Why we ask men who have sex with men not to give blood
A guide for donors
the safety of the national blood supply is our number one priority. We
follow strict rules and regulations when collecting and processing blood
to make sure we supply the safest possible blood.
We use two main strategies to keep blood donation as safe as possible.
- Selecting ‘safe’ donors
- Testing every donation
‘safe’ donors means that we have to ask some people not to donate their
blood. This includes all men who have had sex with other men.
Principles of selecting donors
are over 450 rules guiding donor selection and there are many groups of
people who we ask not to donate either for a short period or forever.
people in these groups may have a very low risk of blood-borne
infections and their blood would probably be safe to give to patients,
but it is safest to ask everyone within the groups that have been
identified, not to give blood.
request can be disappointing and frustrating to some people who wish to
donate blood. Our decisions are based on information and research about
the effects our policies will have on ensuring the safest blood supply
possible, not out of a desire to discriminate against any particular
The aims of selecting donors are to:
- select donors whose blood, as far as we can tell, is most unlikely to transmit any infection
- collect enough blood to meet patients’ needs.
- make sure that donors themselves come to no harm through giving blood.
We have to balance these three aims while also keeping the selection process clear and simple.
Why do we ask men who have sex with men not to give blood?
ask men who have sex with men not to give blood because men who have
sex with men, as a group, are known to be at an increased risk of
acquiring HIV and a number of other sexually transmitted infections
(STIs), many of which are carried in the blood.
is specific behaviours, rather than being a man who has sex with men,

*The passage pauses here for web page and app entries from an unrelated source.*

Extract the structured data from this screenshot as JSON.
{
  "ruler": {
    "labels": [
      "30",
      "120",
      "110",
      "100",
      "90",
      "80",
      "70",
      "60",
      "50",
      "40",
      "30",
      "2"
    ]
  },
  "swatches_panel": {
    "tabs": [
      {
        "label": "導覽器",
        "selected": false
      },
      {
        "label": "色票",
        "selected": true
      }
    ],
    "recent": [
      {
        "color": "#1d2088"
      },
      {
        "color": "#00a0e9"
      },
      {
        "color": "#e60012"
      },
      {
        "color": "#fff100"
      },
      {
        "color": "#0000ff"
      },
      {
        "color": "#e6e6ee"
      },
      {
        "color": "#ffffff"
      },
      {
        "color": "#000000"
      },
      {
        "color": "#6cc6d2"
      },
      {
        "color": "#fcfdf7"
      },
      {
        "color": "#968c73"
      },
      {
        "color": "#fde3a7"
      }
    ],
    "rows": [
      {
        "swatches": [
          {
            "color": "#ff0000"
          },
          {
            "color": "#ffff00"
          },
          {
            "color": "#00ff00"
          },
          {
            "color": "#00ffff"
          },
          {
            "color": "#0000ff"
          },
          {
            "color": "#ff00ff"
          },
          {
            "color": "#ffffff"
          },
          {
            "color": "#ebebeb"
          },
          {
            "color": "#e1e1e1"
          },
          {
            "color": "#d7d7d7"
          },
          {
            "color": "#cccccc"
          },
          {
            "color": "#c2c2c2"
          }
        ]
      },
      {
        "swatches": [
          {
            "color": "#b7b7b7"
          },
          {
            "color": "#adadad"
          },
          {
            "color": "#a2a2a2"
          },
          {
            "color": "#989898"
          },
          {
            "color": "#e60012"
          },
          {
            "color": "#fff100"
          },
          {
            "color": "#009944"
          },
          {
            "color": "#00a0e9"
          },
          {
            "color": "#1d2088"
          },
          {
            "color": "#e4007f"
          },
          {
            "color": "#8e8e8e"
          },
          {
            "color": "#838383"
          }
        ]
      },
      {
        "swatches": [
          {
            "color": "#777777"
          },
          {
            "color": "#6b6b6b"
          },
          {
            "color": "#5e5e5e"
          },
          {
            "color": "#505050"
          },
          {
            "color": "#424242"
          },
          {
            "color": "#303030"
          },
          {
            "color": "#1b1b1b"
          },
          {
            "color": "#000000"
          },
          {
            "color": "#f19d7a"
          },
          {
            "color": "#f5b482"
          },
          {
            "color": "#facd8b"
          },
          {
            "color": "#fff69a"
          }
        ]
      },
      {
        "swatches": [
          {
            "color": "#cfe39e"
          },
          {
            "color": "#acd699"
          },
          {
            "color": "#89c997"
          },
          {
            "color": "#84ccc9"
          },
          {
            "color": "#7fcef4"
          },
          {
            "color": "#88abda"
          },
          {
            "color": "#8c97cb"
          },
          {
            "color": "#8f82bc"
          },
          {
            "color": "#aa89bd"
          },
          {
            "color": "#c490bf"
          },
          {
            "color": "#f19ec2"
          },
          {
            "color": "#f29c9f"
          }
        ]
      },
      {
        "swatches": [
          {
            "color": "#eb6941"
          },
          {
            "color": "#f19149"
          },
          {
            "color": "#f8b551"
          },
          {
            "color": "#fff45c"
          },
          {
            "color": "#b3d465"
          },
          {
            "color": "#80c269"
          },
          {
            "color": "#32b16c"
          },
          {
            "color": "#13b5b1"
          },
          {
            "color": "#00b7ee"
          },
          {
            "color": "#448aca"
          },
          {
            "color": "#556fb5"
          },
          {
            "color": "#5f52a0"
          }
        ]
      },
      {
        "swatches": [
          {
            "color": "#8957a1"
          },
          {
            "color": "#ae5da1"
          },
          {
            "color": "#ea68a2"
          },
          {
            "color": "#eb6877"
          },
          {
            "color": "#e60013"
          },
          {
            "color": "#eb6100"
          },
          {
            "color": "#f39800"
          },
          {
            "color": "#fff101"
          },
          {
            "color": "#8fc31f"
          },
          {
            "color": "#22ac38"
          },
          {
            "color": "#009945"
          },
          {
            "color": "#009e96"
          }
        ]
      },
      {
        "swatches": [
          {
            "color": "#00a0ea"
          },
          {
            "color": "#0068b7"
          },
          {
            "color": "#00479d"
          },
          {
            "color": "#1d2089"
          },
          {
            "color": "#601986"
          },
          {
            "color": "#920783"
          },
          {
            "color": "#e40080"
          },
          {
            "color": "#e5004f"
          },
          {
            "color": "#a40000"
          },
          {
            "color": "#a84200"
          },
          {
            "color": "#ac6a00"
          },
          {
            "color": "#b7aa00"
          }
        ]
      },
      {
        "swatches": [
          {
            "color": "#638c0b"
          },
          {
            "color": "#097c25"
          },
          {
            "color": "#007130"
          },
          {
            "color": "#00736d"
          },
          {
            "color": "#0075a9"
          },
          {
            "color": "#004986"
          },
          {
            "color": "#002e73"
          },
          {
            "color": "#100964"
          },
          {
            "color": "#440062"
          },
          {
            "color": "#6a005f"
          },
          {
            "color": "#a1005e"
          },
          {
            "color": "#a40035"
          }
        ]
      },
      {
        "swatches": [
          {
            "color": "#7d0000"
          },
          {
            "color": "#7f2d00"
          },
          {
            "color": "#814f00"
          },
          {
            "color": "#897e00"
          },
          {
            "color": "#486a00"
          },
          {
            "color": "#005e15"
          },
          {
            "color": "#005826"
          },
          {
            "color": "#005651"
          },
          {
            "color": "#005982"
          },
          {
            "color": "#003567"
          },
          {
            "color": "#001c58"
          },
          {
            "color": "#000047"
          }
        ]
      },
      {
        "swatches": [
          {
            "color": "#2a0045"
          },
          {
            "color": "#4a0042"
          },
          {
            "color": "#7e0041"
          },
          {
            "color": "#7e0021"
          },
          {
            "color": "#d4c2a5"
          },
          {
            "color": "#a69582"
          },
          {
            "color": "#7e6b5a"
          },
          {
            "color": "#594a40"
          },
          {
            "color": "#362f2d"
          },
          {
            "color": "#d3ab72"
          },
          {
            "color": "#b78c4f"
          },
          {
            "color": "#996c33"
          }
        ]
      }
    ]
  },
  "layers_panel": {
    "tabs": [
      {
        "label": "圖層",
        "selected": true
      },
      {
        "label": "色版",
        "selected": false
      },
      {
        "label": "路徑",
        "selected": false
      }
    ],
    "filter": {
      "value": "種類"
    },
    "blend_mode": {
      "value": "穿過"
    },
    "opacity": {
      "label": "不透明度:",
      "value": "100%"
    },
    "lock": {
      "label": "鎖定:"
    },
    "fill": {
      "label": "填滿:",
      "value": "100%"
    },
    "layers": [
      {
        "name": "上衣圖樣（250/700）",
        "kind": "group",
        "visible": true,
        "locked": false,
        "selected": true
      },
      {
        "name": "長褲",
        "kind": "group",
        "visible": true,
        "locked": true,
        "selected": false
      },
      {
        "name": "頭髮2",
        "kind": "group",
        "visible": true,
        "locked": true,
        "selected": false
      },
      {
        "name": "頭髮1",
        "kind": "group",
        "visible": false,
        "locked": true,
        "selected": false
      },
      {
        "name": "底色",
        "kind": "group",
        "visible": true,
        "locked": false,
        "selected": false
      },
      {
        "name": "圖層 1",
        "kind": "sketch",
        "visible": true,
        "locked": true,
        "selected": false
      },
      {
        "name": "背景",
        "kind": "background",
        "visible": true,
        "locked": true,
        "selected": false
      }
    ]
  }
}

which places men who have sex with men at increased risk of HIV
infection.Safer sex will keep most men who have sex with men free from
infection,however research shows that allowing men who have sex with men
as a group to donate blood would increase the risk of HIV infected
blood entering the blood supply.
Testing does not detect all infections
test all blood donations for HIV, hepatitis B and C , syphilis and
HTLV. However, no testing process can be ‘perfect’. We may miss infected
donations because of the ‘window period’ between getting an infection
and the test showing a positive result. There is also always a small
risk of mistakes being made in the laboratory.
donors that are already in a low-risk group for these infections means
that we will reduce the number of infected donations that could be
missed by testing.
How the rule improves the safety of blood transfusions
men who have sex with men have not given blood since the AIDS epidemic
began, and this has prevented many HIV infections being transmitted
through transfusion. Also, the number of hepatitis B infections
transmitted by blood transfusion fell considerably after this rule was
Abolishing the rule for men
who have sex with men would increase the risk of HIV infected donations
entering the blood supply in England by about five times , and changing
the rule to allow men who have sex with men to donate one year after
they last had sex with another man would increase the risk by 60%.
(Reference: Soldan, K.; Sinka, K. Vox Sanguinis, Volume 84, Number 4,
May 2003 , pp. 265-273(9)).
Keeping our rules simple
rule about men who have sex with men is clear and simple. You can
decide whether it applies to you without the need to discuss your
personal life with our staff. The rule is based on an impartial
assessment of available evidence. We ask that you observe it for the
sake of blood safety.
who are asked not to donate blood are entitled to a clear explanation
as to why. If you would like more information than is contained in this
leaflet, please see our contacts list.